Merriam Webster defines pendulum as “something (such as a state of affairs) that alternates between opposites” and the pendulum metaphor is often used to characterize swings in public opinion and public policy.
For example, Clark (2007, pdf on right) uses the pendulum metaphor in describing the evolution of public sector reforms in Canada and Ontario:
“In reflecting on the experience in the federal and Ontario governments with downsizing and modernization, I thought it would be useful to suggest that you keep in mind two “governance pendulums.” I have called the first, centralization-empowerment and the second, propriety-performance.
“The first pendulum refers to the design choice in governing any system – from the economy as a whole to the operations of the public sector – the balance between centralized and decentralized decision-making. Greater centralization supports economies of scale and rational planning; it can reduce wasteful duplication and destructive competition. Decentralization allows greater responsiveness to local conditions and more individual creativity; it can incent higher performance through constructive competition. The choice is partly ideological and values-based. It will depend on the priority attached to such political values as equality of treatment. It is also partly pragmatic and evidence-based. It will depend on the perceived effectiveness of the particular model. This pendulum can be expected to move in response to elections and to accumulated experience.
“The second pendulum refers to the balance between the process-related demands of demonstrating compliance with what most voters think to be proper behaviour on the part of servants of the state on the one hand and the results-related demands of increasing system performance. This pendulum also moves in response to changing circumstances, particularly the public response to scandals and perceptions of excess privilege on the part of office holders.”
As a second example, Marjorie Fuller (2017, reference below) uses the metaphor (and the Newton’s third law of motion) to characterize the evolution of race relations in the United States:
“I first developed the concept of the Pendulum Effect Theory of Race Relations in 1999, when I made a conceptual connection between the physics formula which states that for every action there is an equal and opposite reaction, and the progression of race relations in the United States. I noticed that the concept that applied so absolutely in the physical realm seemed to relate similarly to matters of race and social conscience, and that the timeline of our racial history in the U.S. exhibited an undeniable pattern of swinging back and forth between conflicting social ideals, concepts, principles and behaviors.”

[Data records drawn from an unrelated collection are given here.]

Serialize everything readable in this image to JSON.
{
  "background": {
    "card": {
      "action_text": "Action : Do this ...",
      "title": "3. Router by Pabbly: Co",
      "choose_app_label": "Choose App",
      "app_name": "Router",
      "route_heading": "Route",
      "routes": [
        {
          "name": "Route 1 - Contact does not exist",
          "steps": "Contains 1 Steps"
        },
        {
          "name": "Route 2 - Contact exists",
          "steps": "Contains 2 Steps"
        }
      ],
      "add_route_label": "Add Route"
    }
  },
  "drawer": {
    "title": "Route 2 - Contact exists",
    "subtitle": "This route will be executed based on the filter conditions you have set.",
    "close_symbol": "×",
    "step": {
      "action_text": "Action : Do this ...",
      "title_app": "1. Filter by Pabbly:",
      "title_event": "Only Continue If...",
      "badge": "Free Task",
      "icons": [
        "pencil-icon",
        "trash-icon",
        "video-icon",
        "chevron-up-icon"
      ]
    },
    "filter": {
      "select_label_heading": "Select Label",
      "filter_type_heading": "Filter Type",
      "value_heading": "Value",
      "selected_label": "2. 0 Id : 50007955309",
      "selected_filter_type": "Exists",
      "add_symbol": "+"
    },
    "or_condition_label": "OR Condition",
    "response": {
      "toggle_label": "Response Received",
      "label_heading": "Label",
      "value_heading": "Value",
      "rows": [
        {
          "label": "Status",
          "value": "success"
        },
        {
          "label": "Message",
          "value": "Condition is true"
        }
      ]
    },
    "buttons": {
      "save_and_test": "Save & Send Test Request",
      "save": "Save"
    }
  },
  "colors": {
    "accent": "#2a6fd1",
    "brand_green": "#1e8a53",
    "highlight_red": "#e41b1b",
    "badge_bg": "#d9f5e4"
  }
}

Atlas topic, subject, and course
Merriam-Webster, pendulum, at https://www.merriam-webster.com/dictionary/pendulum, accessed 28 December 2018.
Ian Clark (2007), Governance Pendulums in Public Sector Reform Lessons on Downsizing and Modernization from Ottawa and Queen’s Park, Notes for Remarks at a Meeting with the Secretary General for Government Renewal Ministry of the Interior and Kingdom Relations of the Netherlands and his Delegation, at http://www.atlas101.ca/pm/wp-content/uploads/2018/12/Governance-Pendulums-in-Public-Sector-Reform.pdf, accessed 28 December 2018.
Marjorie M. Fuller (2017), The Pendulum Effect: The Science that took us from Obama to Trump, at https://www.100daysinappalachia.com/2017/02/20/pendulum-effect-science-took-us-obama-trump/, accessed 28 December 2018.
Page created by: Alec Wreford and Ian Clark, last modified on 28 December 2018.
Image: Ian Clark (2007), Governance Pendulums in Public Sector Reform Lessons on Downsizing and Modernization from Ottawa and Queen’s Park, Notes for Remarks at a Meeting with the Secretary General for Government Renewal Ministry of the Interior and Kingdom Relations of the Netherlands and his Delegation, at http://www.atlas101.ca/pm/wp-content/uploads/2018/12/Governance-Pendulums-in-Public-Sector-Reform.pdf, accessed 28 December 2018.